Addressing Learning Loss: What Schools Need to Accelerate Reading Instruction in K-3
When K-3 students return to classrooms this fall, there will be huge gaps in foundational reading skills. Does your school or district need a plan to address learning loss and accelerate student growth? In this
Content provided by PDX Reading

EdWeek Top School Jobs

Teacher Jobs
Search over ten thousand teaching jobs nationwide — elementary, middle, high school and more.
View Jobs
Principal Jobs
Find hundreds of jobs for principals, assistant principals, and other school leadership roles.
View Jobs
Administrator Jobs
Over a thousand district-level jobs: superintendents, directors, more.
View Jobs
Support Staff Jobs
Search thousands of jobs, from paraprofessionals to counselors and more.
View Jobs

Read Next

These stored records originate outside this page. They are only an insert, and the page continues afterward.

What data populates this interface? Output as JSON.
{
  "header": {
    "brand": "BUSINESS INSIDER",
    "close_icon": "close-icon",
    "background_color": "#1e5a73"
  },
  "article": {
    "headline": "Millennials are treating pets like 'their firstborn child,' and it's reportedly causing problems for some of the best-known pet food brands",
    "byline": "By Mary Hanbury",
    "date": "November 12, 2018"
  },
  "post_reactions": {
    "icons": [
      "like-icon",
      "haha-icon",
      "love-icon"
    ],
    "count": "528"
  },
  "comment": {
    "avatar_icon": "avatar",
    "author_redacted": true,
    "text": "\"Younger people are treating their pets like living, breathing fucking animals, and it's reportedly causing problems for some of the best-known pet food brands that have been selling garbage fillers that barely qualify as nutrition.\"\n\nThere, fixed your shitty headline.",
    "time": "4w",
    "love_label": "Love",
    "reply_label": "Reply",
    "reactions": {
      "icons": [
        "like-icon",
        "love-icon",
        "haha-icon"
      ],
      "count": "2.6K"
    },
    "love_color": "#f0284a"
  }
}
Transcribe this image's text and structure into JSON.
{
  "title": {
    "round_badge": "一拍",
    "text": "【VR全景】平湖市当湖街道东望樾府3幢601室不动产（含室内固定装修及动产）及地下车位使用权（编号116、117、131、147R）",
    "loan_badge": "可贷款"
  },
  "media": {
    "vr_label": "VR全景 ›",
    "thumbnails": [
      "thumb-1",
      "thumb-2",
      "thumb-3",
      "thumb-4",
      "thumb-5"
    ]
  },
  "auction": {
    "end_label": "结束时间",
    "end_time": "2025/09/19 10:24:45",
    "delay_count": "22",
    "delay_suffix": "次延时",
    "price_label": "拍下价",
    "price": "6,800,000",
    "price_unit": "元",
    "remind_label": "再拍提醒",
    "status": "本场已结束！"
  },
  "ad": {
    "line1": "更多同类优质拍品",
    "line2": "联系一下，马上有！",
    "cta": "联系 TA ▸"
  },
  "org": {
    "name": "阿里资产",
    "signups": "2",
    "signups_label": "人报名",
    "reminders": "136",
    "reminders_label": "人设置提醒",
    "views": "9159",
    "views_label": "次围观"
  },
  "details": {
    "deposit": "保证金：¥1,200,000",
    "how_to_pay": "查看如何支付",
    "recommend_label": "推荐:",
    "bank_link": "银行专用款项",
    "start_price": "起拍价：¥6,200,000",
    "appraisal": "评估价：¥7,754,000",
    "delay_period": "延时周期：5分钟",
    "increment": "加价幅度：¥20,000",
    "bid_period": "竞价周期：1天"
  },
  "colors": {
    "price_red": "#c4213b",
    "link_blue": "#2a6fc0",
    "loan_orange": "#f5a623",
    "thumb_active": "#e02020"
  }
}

Law & Courts Praying Coach v. District That Suspended Him: What's Next in Fight Over Religious Expression
The U.S. Court of Appeals for the 9th Circuit declined to reconsider an earlier panel ruling that sided with the school district.
4 min read
Bremerton High School assistant football coach Joe Kennedy, center in blue, kneels and prays after his team lost to Centralia in Bremerton, Wash., on Oct. 16, 2015. Kennedy, who was suspended for praying at midfield after games, has filed a discrimination complaint on Tuesday, Dec. 15, 2015 with the U.S. Equal Employment Opportunity Commission according to The Liberty Institute, a Texas-based law firm representing the coach.
Joe Kennedy, center in blue, kneels and prays after a game in October 2015 when he was the assistant football coach at Bremerton High School in Bremerton, Wash. In a long-running legal fight, Kennedy contends he has First Amendment free-speech and free-exercise-of-religion rights to express his Christian faith while on the job. The case is likely headed back to the U.S. Supreme Court.
Lindsey Wasso/The Seattle Times via AP
Law & Courts Appeals Court Again Backs Transgender Student, But on Narrower Grounds Amid Signs of Rift
A federal appeals panel removed a holding for student Drew Adams based on Title IX, perhaps to ward off a rehearing by the full court.
4 min read
Image of a gavel.
Marilyn Nieves/E+
Law & Courts Schools Will Get At Least $25 Million From Opioid Lawsuit
Lawyers are aiming to place significantly more money into the grant program as school districts' lawsuits against opioid companies continue.
3 min read
This June 17, 2019, photo shows 5-mg pills of Oxycodone.
This June 17, 2019, photo shows 5-mg pills of Oxycodone.
Keith Srakocic/AP
Law & Courts The List of Districts Suing Opioid Companies Is Growing. Do They Stand a Chance?
Schools hope the companies will help pay for the costs of educating and supporting children affected by the ongoing addiction crisis.
2 min read
Pharmaceuticals are seen in North Andover, Mass. on June 15, 2018.
Pharmaceuticals are seen in North Andover, Mass. on June 15, 2018.<br/>
Elise Amendola/AP